This past spring, Jon Adam Ross and his team spent two weeks in the Twin Cities collecting stories. They gathered them in one-on-one interviews, writing and dance workshops, and storytelling events. The stories laid the groundwork for the first of five plays in five cities featuring characters from Genesis, collectively known as the In[HEIR]itance Project. The launch of the project is taking place now in the Twin Cities with the production of The Abraham Play. The one-man performance imagines a modern version of the biblical patriarch, Abraham, and explores what it means to inherit something. The play is a moving and multi-layered story of discovery. “Abe” sets out to find a deed, but ends up on a scavenger hunt that his father set up for him before passing away. The script and the set work together to create a sense of past and present colliding.
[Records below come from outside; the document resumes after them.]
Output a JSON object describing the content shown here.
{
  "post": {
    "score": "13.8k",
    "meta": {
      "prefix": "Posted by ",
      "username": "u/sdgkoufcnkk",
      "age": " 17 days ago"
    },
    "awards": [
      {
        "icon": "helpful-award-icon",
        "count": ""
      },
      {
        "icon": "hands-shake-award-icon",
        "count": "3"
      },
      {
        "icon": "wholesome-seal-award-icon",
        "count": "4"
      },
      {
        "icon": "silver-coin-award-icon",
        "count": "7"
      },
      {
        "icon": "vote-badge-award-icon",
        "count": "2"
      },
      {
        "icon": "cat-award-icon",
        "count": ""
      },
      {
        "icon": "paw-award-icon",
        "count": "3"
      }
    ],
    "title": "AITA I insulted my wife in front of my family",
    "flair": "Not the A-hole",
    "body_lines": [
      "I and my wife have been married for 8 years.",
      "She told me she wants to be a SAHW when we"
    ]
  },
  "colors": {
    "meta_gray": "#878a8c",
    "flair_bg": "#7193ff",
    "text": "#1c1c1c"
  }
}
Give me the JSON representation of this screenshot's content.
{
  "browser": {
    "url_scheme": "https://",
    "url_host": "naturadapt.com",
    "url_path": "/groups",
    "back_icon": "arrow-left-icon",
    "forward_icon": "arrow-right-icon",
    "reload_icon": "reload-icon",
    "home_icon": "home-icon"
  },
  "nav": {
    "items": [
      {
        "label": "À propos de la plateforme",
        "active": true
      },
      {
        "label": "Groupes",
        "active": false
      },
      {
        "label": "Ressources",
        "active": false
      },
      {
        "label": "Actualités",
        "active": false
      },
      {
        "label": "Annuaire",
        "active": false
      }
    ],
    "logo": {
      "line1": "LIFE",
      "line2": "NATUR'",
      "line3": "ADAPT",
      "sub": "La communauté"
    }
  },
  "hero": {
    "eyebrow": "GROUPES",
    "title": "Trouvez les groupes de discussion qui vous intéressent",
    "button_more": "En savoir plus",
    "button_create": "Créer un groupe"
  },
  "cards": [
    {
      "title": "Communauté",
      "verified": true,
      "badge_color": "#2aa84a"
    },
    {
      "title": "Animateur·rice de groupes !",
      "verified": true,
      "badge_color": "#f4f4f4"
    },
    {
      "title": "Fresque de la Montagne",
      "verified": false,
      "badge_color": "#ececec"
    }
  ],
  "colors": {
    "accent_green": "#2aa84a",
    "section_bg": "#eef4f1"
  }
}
The stage is set to look like an office that you might see at the beginning of an episode of “Hoarders,” except that several chairs hang from the ceiling, intensifying the disorder. A phone buried somewhere in the mess begins to ring. No one answers. A couple of moments pass and then we hear Abe shouting. He enters in a three piece tailored suit, talking into his Bluetooth. In a series of phone calls which cause him no shortage of stress, we learn that his father has just died and he’s come to find the deed to his father’s property. This is no easy task. The office is full of files, and Abe needs to find the deed before a meeting that is set to take place that afternoon. It’s not surprising when he pulls out a flask. His life appears to be comprised of answering to a series of financial demands from his ex-mistress and his wife, who are both concerned with their sons’ educations. Instead of finding the deed, Abe finds an old newspaper clipping about his father:

“Local businessman Terry Shemson is a quirky collector, not of fine wines or fancy cars, but of annals of people and time, like a walking communal diary.”

The files strewn throughout the office are the stories that Jon and his team collected from local men and women when they visited the Twin Cities last spring. These stories offer some of the most moving moments in the play. The first story is from a woman who tells of her parents being reunited after the Holocaust. Another story is from a woman whose grandfather was a bodyguard to the Czar. After deserting, her grandfather married and used his wife’s last name to cover his tracks.

The emotional climax of the play comes when Abe’s mother calls, looking for her husband (Abe’s father) and the file with her story.

The play is full of symbolic references to the biblical story of Abraham and contains plenty of food for thought about what we inherit from our forebearers. I highly recommend it for both personal reflection and as a starting point for group discussions.

The Abraham Play runs at Architectural Antiques in Minneapolis and Bedlam Theatre in St. Paul, December 10th – 20th. Tickets benefit community organizations. For more information and to purchase tickets visit

Rebecca Kanner is the award-winning author of Esther and Sinners and the Sea: The Untold Story of Noah’s Wife, both published by an imprint of Simon & Schuster. To learn more about her, go to